Required action
Would you restate every entry that follows, word for word, and leave out the pictures?

--- Dataset records Enclosed Below ---

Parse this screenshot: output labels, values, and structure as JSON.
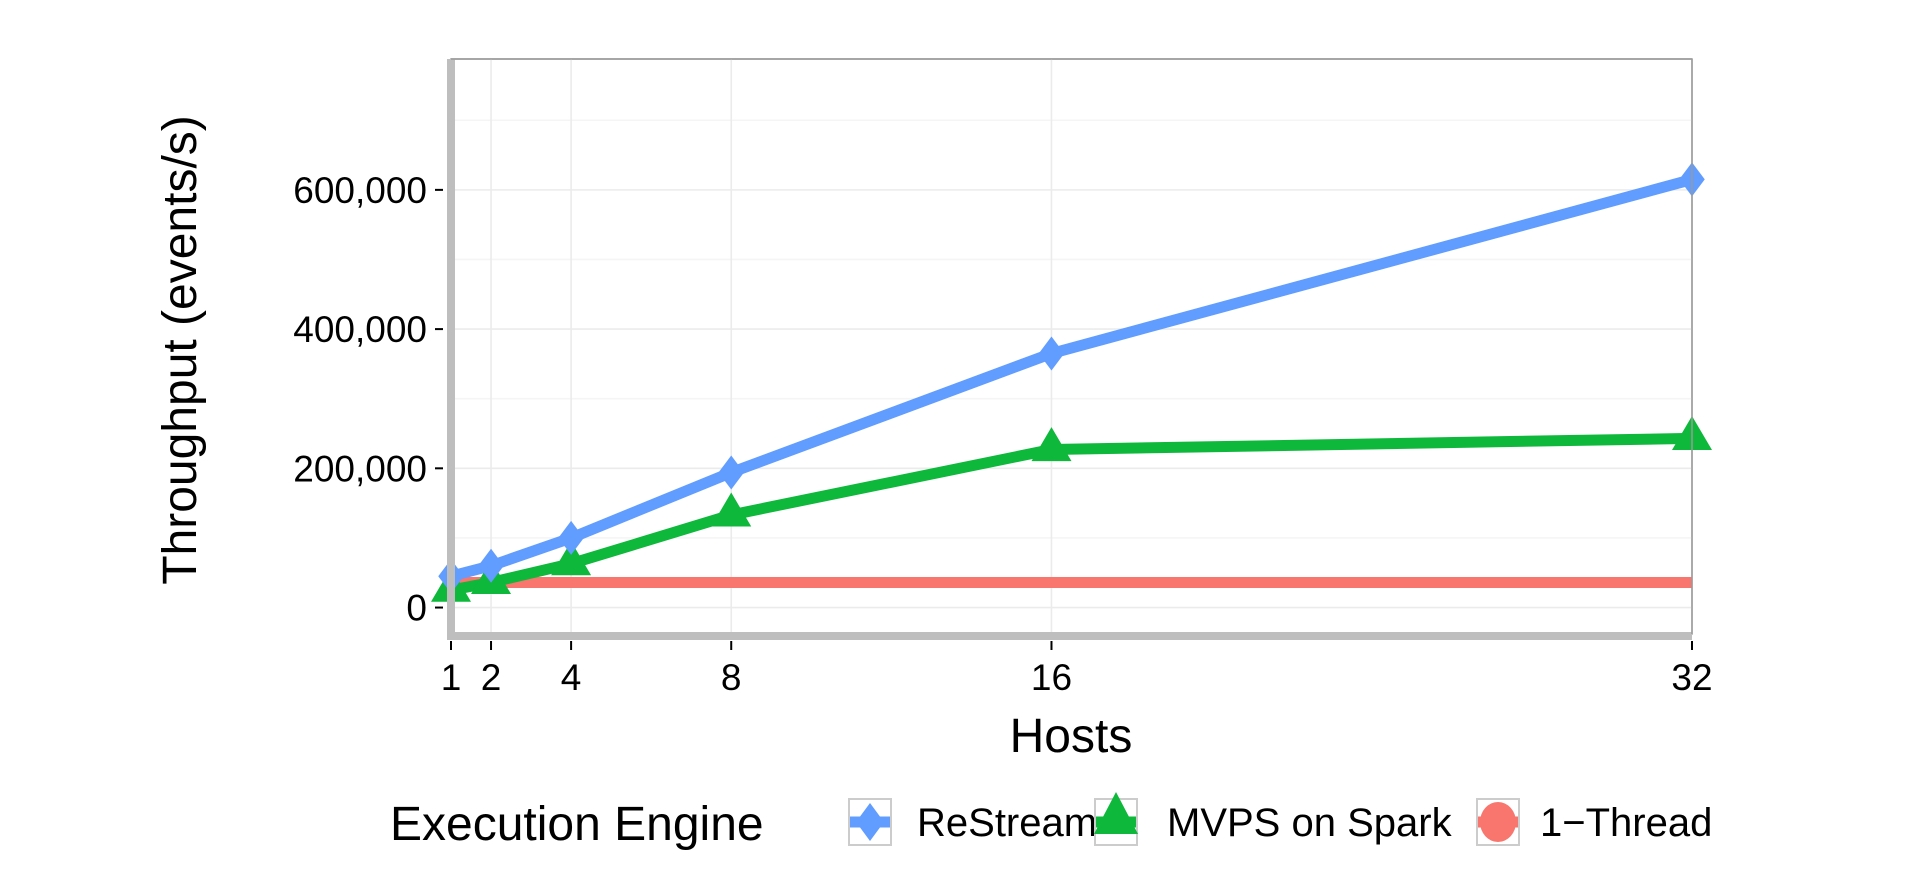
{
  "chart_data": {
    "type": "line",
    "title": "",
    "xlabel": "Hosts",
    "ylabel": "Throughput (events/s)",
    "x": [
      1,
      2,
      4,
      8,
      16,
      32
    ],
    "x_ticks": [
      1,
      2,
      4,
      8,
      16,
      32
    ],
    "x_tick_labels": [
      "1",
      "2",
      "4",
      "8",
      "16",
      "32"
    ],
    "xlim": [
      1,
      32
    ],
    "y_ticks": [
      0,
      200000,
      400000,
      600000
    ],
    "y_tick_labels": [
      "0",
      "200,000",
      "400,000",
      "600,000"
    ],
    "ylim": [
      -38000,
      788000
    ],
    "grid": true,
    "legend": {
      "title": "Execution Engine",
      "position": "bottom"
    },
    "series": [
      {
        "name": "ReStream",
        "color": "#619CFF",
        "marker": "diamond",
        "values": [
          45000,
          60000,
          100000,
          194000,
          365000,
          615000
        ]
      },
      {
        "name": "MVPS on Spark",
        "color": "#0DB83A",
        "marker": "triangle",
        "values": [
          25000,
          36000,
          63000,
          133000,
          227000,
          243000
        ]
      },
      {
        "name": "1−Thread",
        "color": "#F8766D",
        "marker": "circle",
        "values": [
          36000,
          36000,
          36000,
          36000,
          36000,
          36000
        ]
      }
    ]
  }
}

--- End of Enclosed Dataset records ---

Response below
Parse this screenshot: output labels, values, and structure as JSON.
{
  "chart_data": {
    "type": "line",
    "title": "",
    "xlabel": "Hosts",
    "ylabel": "Throughput (events/s)",
    "x": [
      1,
      2,
      4,
      8,
      16,
      32
    ],
    "x_ticks": [
      1,
      2,
      4,
      8,
      16,
      32
    ],
    "x_tick_labels": [
      "1",
      "2",
      "4",
      "8",
      "16",
      "32"
    ],
    "xlim": [
      1,
      32
    ],
    "y_ticks": [
      0,
      200000,
      400000,
      600000
    ],
    "y_tick_labels": [
      "0",
      "200,000",
      "400,000",
      "600,000"
    ],
    "ylim": [
      -38000,
      788000
    ],
    "grid": true,
    "legend": {
      "title": "Execution Engine",
      "position": "bottom"
    },
    "series": [
      {
        "name": "ReStream",
        "color": "#619CFF",
        "marker": "diamond",
        "values": [
          45000,
          60000,
          100000,
          194000,
          365000,
          615000
        ]
      },
      {
        "name": "MVPS on Spark",
        "color": "#0DB83A",
        "marker": "triangle",
        "values": [
          25000,
          36000,
          63000,
          133000,
          227000,
          243000
        ]
      },
      {
        "name": "1−Thread",
        "color": "#F8766D",
        "marker": "circle",
        "values": [
          36000,
          36000,
          36000,
          36000,
          36000,
          36000
        ]
      }
    ]
  }
}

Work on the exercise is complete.